Input records below:
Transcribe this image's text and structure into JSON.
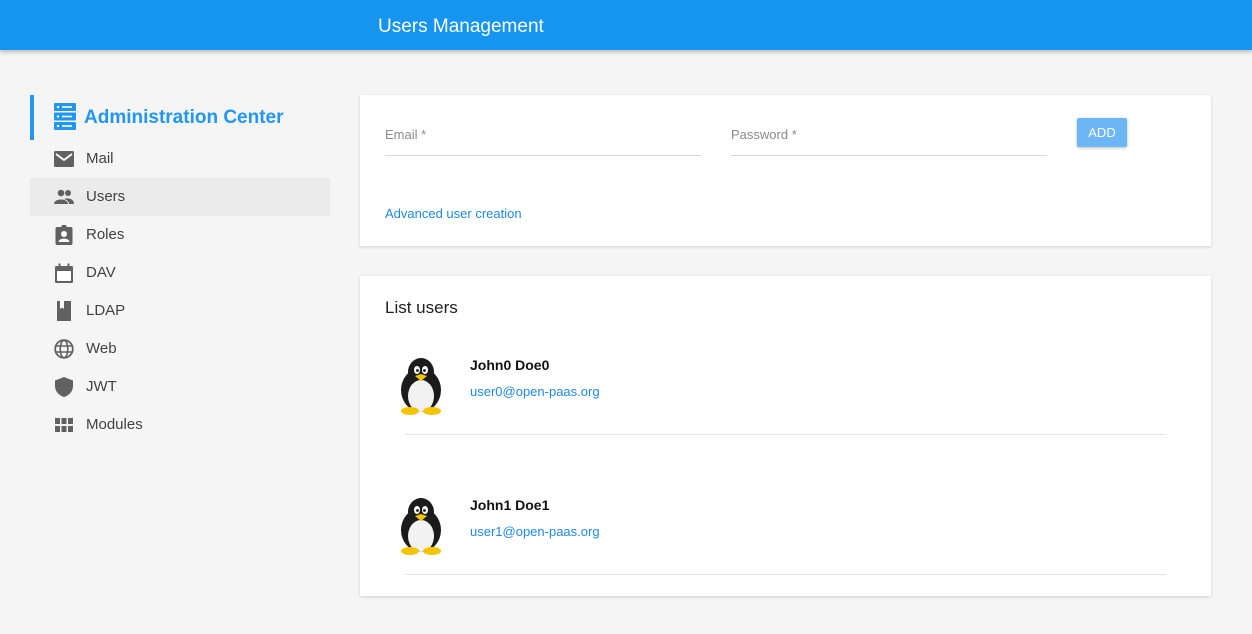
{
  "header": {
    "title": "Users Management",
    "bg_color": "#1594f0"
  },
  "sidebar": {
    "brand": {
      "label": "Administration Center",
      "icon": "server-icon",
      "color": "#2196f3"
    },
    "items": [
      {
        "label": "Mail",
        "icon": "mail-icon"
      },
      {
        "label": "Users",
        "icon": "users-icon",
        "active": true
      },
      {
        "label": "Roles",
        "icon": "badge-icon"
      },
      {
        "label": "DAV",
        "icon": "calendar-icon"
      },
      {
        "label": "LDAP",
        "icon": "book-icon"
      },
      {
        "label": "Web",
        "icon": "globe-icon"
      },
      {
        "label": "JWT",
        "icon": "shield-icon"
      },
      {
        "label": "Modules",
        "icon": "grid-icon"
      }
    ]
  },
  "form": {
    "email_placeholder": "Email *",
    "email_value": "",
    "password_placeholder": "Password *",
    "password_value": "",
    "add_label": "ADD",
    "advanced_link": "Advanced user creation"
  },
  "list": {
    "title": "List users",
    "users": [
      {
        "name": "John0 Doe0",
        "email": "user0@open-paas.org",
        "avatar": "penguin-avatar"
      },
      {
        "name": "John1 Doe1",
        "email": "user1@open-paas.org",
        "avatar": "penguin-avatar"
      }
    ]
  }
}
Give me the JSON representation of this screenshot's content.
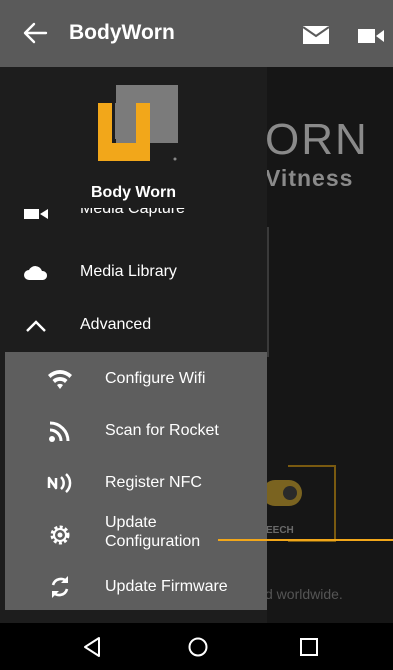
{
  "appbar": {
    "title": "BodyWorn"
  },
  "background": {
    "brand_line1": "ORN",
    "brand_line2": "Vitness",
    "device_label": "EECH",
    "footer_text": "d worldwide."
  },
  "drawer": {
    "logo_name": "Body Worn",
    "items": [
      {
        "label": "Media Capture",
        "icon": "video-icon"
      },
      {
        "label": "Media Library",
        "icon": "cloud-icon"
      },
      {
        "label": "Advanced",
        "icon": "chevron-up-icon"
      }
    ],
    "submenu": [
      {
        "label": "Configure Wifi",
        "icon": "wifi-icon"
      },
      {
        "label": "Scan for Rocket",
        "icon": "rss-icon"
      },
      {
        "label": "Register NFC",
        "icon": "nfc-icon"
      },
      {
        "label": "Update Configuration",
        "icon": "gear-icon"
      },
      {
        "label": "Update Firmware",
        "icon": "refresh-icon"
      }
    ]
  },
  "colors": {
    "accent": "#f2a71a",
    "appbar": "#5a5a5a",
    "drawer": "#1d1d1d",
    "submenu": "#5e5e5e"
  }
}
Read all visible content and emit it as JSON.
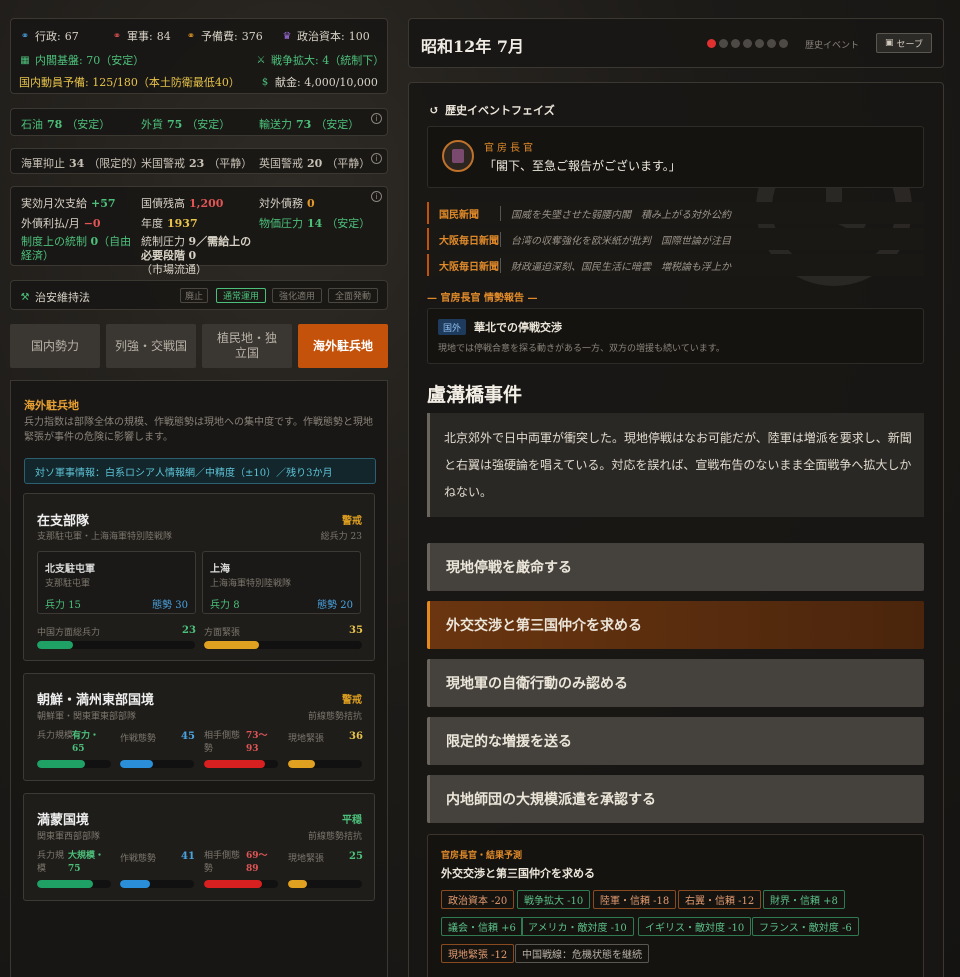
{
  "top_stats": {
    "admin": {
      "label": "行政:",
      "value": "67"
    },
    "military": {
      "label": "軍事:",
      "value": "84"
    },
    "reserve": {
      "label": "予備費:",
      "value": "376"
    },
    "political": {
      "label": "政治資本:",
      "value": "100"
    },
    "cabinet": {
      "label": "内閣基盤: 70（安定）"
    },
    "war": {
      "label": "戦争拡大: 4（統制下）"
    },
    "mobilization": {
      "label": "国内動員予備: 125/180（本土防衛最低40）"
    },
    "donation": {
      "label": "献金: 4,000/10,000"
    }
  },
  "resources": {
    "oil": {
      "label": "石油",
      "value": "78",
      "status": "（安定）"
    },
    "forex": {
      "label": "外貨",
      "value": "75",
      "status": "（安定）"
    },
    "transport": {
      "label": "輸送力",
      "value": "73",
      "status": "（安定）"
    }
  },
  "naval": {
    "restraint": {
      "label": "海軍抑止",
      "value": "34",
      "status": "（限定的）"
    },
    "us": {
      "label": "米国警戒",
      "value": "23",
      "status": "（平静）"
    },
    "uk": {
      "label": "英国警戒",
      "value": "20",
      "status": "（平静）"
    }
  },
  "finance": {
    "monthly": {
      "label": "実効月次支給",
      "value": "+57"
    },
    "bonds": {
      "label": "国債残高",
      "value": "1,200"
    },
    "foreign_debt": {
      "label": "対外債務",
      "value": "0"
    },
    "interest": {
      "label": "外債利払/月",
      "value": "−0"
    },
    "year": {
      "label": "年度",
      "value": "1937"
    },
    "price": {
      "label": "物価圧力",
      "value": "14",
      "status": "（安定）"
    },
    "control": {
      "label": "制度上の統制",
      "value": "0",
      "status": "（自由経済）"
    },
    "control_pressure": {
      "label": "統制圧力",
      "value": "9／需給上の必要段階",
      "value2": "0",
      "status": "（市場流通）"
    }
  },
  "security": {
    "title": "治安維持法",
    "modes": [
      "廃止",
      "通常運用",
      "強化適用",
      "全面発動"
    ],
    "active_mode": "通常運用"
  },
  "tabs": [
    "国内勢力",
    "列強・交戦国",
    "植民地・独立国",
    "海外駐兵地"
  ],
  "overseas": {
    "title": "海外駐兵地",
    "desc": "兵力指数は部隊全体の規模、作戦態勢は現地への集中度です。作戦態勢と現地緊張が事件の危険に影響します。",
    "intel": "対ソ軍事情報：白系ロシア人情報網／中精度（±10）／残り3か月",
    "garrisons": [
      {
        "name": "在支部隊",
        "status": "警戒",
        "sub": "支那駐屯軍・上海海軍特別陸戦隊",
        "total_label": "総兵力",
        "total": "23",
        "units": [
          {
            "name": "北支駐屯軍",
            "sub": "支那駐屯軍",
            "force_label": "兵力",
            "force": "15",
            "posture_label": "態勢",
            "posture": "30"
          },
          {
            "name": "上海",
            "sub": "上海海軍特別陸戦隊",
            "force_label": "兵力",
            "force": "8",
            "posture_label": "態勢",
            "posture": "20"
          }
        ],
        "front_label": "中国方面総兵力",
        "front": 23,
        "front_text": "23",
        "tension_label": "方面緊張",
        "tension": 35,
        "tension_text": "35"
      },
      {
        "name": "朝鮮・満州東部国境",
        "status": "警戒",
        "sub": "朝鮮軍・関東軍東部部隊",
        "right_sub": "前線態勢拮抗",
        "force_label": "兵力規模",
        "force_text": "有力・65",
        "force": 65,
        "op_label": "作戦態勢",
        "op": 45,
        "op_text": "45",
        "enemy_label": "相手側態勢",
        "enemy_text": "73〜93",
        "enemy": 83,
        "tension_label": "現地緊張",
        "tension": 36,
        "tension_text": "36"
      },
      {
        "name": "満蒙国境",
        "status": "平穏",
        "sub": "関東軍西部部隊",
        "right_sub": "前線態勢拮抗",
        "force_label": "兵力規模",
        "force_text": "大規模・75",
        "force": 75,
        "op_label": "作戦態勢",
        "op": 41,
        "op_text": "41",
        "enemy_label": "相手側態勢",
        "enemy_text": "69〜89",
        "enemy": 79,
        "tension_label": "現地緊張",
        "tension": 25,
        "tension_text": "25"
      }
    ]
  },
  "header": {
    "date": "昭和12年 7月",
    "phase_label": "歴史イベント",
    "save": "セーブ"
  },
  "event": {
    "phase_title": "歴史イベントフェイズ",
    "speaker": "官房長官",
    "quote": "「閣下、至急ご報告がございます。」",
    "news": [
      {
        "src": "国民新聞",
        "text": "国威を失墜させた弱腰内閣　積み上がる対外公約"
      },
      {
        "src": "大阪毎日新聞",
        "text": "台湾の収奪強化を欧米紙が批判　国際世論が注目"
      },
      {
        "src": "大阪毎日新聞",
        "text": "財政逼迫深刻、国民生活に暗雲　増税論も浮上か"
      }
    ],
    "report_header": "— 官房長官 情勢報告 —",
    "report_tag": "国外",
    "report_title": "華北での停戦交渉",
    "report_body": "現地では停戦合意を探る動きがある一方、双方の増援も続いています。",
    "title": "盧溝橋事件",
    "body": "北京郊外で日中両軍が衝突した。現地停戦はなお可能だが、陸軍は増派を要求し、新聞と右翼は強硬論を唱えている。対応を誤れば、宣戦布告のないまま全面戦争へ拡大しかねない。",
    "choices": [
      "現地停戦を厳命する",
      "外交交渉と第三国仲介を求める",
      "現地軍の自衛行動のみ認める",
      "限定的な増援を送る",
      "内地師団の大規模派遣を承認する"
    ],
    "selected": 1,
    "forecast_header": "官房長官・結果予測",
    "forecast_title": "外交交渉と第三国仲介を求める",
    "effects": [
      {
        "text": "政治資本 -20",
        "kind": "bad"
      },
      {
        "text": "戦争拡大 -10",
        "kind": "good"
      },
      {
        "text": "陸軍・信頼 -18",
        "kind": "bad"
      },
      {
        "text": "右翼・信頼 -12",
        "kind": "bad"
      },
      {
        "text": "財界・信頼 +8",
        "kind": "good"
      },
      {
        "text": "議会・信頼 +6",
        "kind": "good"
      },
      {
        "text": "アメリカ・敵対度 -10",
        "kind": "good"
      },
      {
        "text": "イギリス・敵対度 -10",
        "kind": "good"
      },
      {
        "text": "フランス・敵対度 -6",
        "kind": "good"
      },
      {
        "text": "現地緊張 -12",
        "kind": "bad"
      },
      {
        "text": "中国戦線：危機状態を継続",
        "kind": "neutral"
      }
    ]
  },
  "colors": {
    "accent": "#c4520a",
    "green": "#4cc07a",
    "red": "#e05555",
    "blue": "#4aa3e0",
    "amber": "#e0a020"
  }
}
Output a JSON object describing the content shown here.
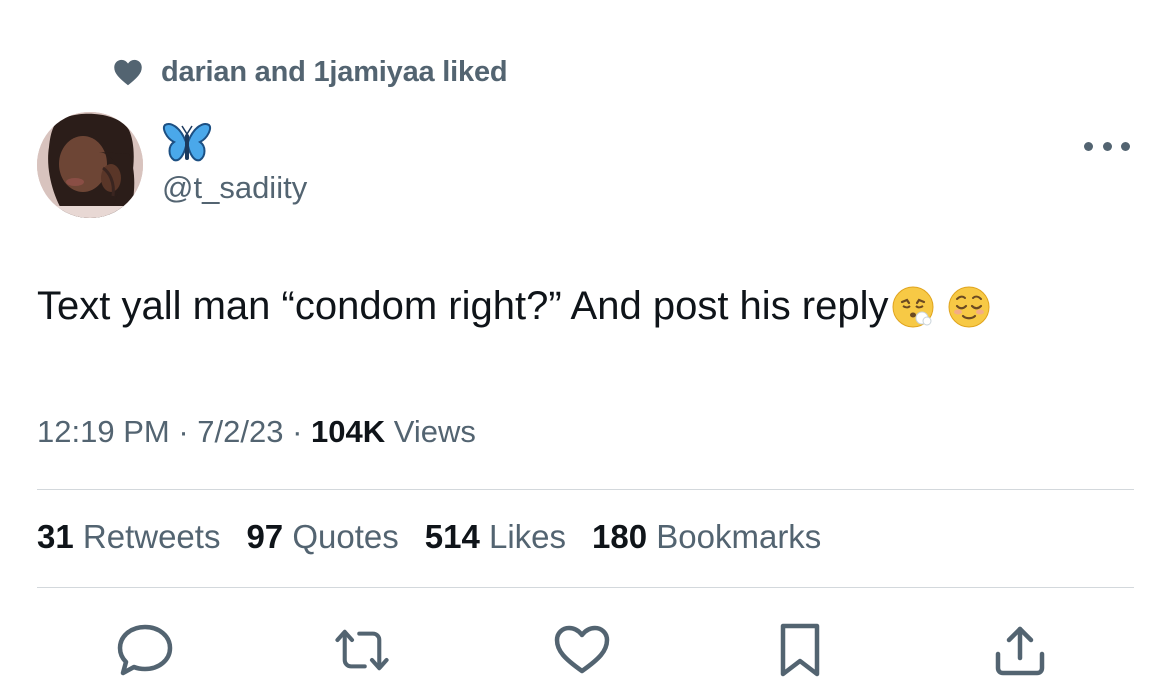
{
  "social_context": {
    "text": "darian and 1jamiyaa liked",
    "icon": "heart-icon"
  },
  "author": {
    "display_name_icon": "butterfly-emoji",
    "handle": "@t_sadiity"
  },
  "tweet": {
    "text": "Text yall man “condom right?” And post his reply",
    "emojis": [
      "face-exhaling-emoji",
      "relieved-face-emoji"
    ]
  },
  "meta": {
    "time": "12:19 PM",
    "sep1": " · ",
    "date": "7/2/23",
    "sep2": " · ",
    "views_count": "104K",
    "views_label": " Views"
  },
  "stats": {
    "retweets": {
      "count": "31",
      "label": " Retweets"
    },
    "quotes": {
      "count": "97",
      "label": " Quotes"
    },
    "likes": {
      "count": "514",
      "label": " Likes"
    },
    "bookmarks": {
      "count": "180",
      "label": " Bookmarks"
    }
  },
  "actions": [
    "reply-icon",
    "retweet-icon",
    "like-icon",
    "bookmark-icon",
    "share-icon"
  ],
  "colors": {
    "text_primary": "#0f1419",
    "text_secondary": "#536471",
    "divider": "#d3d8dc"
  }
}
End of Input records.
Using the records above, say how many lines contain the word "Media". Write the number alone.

2